_What you should do_:
Output every record below exactly.

_Available records_:
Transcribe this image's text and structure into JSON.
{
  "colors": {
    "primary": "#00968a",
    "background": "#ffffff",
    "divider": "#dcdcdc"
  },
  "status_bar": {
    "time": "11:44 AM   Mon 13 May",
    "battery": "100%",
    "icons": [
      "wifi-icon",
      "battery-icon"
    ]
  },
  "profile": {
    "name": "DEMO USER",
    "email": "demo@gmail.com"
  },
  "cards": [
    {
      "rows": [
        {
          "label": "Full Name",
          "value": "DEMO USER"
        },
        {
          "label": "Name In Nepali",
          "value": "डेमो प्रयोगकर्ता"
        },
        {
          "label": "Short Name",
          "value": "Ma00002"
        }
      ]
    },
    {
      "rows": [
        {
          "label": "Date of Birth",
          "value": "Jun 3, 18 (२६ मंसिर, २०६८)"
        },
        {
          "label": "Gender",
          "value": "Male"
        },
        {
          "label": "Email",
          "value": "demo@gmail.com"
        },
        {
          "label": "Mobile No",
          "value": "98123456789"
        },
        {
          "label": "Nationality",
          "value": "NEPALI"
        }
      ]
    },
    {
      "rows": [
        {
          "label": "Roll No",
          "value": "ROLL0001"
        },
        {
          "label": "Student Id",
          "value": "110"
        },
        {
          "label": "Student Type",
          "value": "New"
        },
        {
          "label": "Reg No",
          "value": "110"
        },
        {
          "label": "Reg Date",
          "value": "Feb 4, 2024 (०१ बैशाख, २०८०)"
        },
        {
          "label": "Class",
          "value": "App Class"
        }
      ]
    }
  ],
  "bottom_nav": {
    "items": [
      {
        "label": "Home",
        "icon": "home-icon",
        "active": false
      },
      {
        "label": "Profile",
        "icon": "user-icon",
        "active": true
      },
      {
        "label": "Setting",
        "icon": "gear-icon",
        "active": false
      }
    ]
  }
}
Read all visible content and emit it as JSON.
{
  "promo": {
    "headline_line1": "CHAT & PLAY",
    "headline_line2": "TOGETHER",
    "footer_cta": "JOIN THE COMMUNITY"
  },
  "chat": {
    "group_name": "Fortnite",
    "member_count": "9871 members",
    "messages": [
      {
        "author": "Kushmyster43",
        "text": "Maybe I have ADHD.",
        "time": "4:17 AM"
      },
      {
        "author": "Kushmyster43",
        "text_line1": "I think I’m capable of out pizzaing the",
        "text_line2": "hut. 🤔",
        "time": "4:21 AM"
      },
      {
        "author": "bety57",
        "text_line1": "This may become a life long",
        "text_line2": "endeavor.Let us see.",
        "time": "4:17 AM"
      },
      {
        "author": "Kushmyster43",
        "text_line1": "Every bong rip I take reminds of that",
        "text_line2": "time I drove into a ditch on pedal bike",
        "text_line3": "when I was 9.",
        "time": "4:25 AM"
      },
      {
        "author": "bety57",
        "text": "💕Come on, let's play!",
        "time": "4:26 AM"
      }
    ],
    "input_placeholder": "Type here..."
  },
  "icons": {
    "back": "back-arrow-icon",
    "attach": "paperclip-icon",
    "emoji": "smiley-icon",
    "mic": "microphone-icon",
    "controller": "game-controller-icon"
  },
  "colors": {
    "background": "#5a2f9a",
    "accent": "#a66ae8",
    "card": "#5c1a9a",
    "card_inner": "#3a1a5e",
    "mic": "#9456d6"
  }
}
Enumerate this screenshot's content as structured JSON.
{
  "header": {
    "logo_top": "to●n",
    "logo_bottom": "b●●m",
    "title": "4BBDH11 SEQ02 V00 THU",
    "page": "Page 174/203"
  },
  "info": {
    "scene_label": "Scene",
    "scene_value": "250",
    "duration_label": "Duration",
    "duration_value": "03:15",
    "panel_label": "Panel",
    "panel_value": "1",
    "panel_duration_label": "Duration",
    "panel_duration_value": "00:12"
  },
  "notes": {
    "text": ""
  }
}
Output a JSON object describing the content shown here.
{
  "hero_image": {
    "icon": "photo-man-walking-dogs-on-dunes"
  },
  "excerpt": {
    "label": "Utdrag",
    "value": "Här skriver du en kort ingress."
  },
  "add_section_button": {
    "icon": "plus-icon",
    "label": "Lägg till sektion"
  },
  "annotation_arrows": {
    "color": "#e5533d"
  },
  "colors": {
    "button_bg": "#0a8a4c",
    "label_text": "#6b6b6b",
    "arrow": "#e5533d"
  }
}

_Exercise output_:
Transcribe this image's text and structure into JSON.
{
  "colors": {
    "primary": "#00968a",
    "background": "#ffffff",
    "divider": "#dcdcdc"
  },
  "status_bar": {
    "time": "11:44 AM   Mon 13 May",
    "battery": "100%",
    "icons": [
      "wifi-icon",
      "battery-icon"
    ]
  },
  "profile": {
    "name": "DEMO USER",
    "email": "demo@gmail.com"
  },
  "cards": [
    {
      "rows": [
        {
          "label": "Full Name",
          "value": "DEMO USER"
        },
        {
          "label": "Name In Nepali",
          "value": "डेमो प्रयोगकर्ता"
        },
        {
          "label": "Short Name",
          "value": "Ma00002"
        }
      ]
    },
    {
      "rows": [
        {
          "label": "Date of Birth",
          "value": "Jun 3, 18 (२६ मंसिर, २०६८)"
        },
        {
          "label": "Gender",
          "value": "Male"
        },
        {
          "label": "Email",
          "value": "demo@gmail.com"
        },
        {
          "label": "Mobile No",
          "value": "98123456789"
        },
        {
          "label": "Nationality",
          "value": "NEPALI"
        }
      ]
    },
    {
      "rows": [
        {
          "label": "Roll No",
          "value": "ROLL0001"
        },
        {
          "label": "Student Id",
          "value": "110"
        },
        {
          "label": "Student Type",
          "value": "New"
        },
        {
          "label": "Reg No",
          "value": "110"
        },
        {
          "label": "Reg Date",
          "value": "Feb 4, 2024 (०१ बैशाख, २०८०)"
        },
        {
          "label": "Class",
          "value": "App Class"
        }
      ]
    }
  ],
  "bottom_nav": {
    "items": [
      {
        "label": "Home",
        "icon": "home-icon",
        "active": false
      },
      {
        "label": "Profile",
        "icon": "user-icon",
        "active": true
      },
      {
        "label": "Setting",
        "icon": "gear-icon",
        "active": false
      }
    ]
  }
}
Read all visible content and emit it as JSON.
{
  "promo": {
    "headline_line1": "CHAT & PLAY",
    "headline_line2": "TOGETHER",
    "footer_cta": "JOIN THE COMMUNITY"
  },
  "chat": {
    "group_name": "Fortnite",
    "member_count": "9871 members",
    "messages": [
      {
        "author": "Kushmyster43",
        "text": "Maybe I have ADHD.",
        "time": "4:17 AM"
      },
      {
        "author": "Kushmyster43",
        "text_line1": "I think I’m capable of out pizzaing the",
        "text_line2": "hut. 🤔",
        "time": "4:21 AM"
      },
      {
        "author": "bety57",
        "text_line1": "This may become a life long",
        "text_line2": "endeavor.Let us see.",
        "time": "4:17 AM"
      },
      {
        "author": "Kushmyster43",
        "text_line1": "Every bong rip I take reminds of that",
        "text_line2": "time I drove into a ditch on pedal bike",
        "text_line3": "when I was 9.",
        "time": "4:25 AM"
      },
      {
        "author": "bety57",
        "text": "💕Come on, let's play!",
        "time": "4:26 AM"
      }
    ],
    "input_placeholder": "Type here..."
  },
  "icons": {
    "back": "back-arrow-icon",
    "attach": "paperclip-icon",
    "emoji": "smiley-icon",
    "mic": "microphone-icon",
    "controller": "game-controller-icon"
  },
  "colors": {
    "background": "#5a2f9a",
    "accent": "#a66ae8",
    "card": "#5c1a9a",
    "card_inner": "#3a1a5e",
    "mic": "#9456d6"
  }
}
Enumerate this screenshot's content as structured JSON.
{
  "header": {
    "logo_top": "to●n",
    "logo_bottom": "b●●m",
    "title": "4BBDH11 SEQ02 V00 THU",
    "page": "Page 174/203"
  },
  "info": {
    "scene_label": "Scene",
    "scene_value": "250",
    "duration_label": "Duration",
    "duration_value": "03:15",
    "panel_label": "Panel",
    "panel_value": "1",
    "panel_duration_label": "Duration",
    "panel_duration_value": "00:12"
  },
  "notes": {
    "text": ""
  }
}
Output a JSON object describing the content shown here.
{
  "hero_image": {
    "icon": "photo-man-walking-dogs-on-dunes"
  },
  "excerpt": {
    "label": "Utdrag",
    "value": "Här skriver du en kort ingress."
  },
  "add_section_button": {
    "icon": "plus-icon",
    "label": "Lägg till sektion"
  },
  "annotation_arrows": {
    "color": "#e5533d"
  },
  "colors": {
    "button_bg": "#0a8a4c",
    "label_text": "#6b6b6b",
    "arrow": "#e5533d"
  }
}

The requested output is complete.